GIVEN DATA Block Start

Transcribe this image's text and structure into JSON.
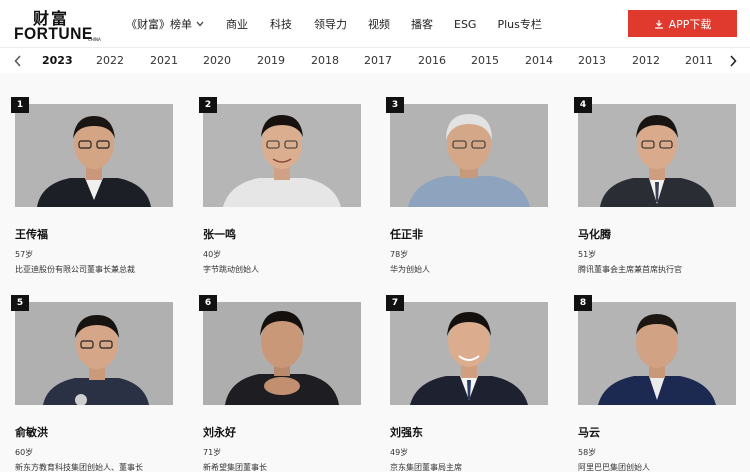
{
  "logo": {
    "cn": "财富",
    "en": "FORTUNE",
    "tm": "CHINA"
  },
  "nav": [
    {
      "label": "《财富》榜单",
      "has_dropdown": true
    },
    {
      "label": "商业"
    },
    {
      "label": "科技"
    },
    {
      "label": "领导力"
    },
    {
      "label": "视频"
    },
    {
      "label": "播客"
    },
    {
      "label": "ESG"
    },
    {
      "label": "Plus专栏"
    }
  ],
  "app_button": {
    "label": "APP下载",
    "color": "#e03a2f"
  },
  "years": [
    "2023",
    "2022",
    "2021",
    "2020",
    "2019",
    "2018",
    "2017",
    "2016",
    "2015",
    "2014",
    "2013",
    "2012",
    "2011"
  ],
  "active_year": "2023",
  "people": [
    {
      "rank": "1",
      "name": "王传福",
      "age": "57岁",
      "title": "比亚迪股份有限公司董事长兼总裁"
    },
    {
      "rank": "2",
      "name": "张一鸣",
      "age": "40岁",
      "title": "字节跳动创始人"
    },
    {
      "rank": "3",
      "name": "任正非",
      "age": "78岁",
      "title": "华为创始人"
    },
    {
      "rank": "4",
      "name": "马化腾",
      "age": "51岁",
      "title": "腾讯董事会主席兼首席执行官"
    },
    {
      "rank": "5",
      "name": "俞敏洪",
      "age": "60岁",
      "title": "新东方教育科技集团创始人、董事长"
    },
    {
      "rank": "6",
      "name": "刘永好",
      "age": "71岁",
      "title": "新希望集团董事长"
    },
    {
      "rank": "7",
      "name": "刘强东",
      "age": "49岁",
      "title": "京东集团董事局主席"
    },
    {
      "rank": "8",
      "name": "马云",
      "age": "58岁",
      "title": "阿里巴巴集团创始人"
    }
  ],
  "icons": {
    "download": "download-icon",
    "prev": "chevron-left-icon",
    "next": "chevron-right-icon",
    "dropdown": "chevron-down-icon"
  }
}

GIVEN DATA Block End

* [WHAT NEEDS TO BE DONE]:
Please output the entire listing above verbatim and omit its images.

* [OUTPUT BELOW]:
Transcribe this image's text and structure into JSON.
{
  "logo": {
    "cn": "财富",
    "en": "FORTUNE",
    "tm": "CHINA"
  },
  "nav": [
    {
      "label": "《财富》榜单",
      "has_dropdown": true
    },
    {
      "label": "商业"
    },
    {
      "label": "科技"
    },
    {
      "label": "领导力"
    },
    {
      "label": "视频"
    },
    {
      "label": "播客"
    },
    {
      "label": "ESG"
    },
    {
      "label": "Plus专栏"
    }
  ],
  "app_button": {
    "label": "APP下载",
    "color": "#e03a2f"
  },
  "years": [
    "2023",
    "2022",
    "2021",
    "2020",
    "2019",
    "2018",
    "2017",
    "2016",
    "2015",
    "2014",
    "2013",
    "2012",
    "2011"
  ],
  "active_year": "2023",
  "people": [
    {
      "rank": "1",
      "name": "王传福",
      "age": "57岁",
      "title": "比亚迪股份有限公司董事长兼总裁"
    },
    {
      "rank": "2",
      "name": "张一鸣",
      "age": "40岁",
      "title": "字节跳动创始人"
    },
    {
      "rank": "3",
      "name": "任正非",
      "age": "78岁",
      "title": "华为创始人"
    },
    {
      "rank": "4",
      "name": "马化腾",
      "age": "51岁",
      "title": "腾讯董事会主席兼首席执行官"
    },
    {
      "rank": "5",
      "name": "俞敏洪",
      "age": "60岁",
      "title": "新东方教育科技集团创始人、董事长"
    },
    {
      "rank": "6",
      "name": "刘永好",
      "age": "71岁",
      "title": "新希望集团董事长"
    },
    {
      "rank": "7",
      "name": "刘强东",
      "age": "49岁",
      "title": "京东集团董事局主席"
    },
    {
      "rank": "8",
      "name": "马云",
      "age": "58岁",
      "title": "阿里巴巴集团创始人"
    }
  ],
  "icons": {
    "download": "download-icon",
    "prev": "chevron-left-icon",
    "next": "chevron-right-icon",
    "dropdown": "chevron-down-icon"
  }
}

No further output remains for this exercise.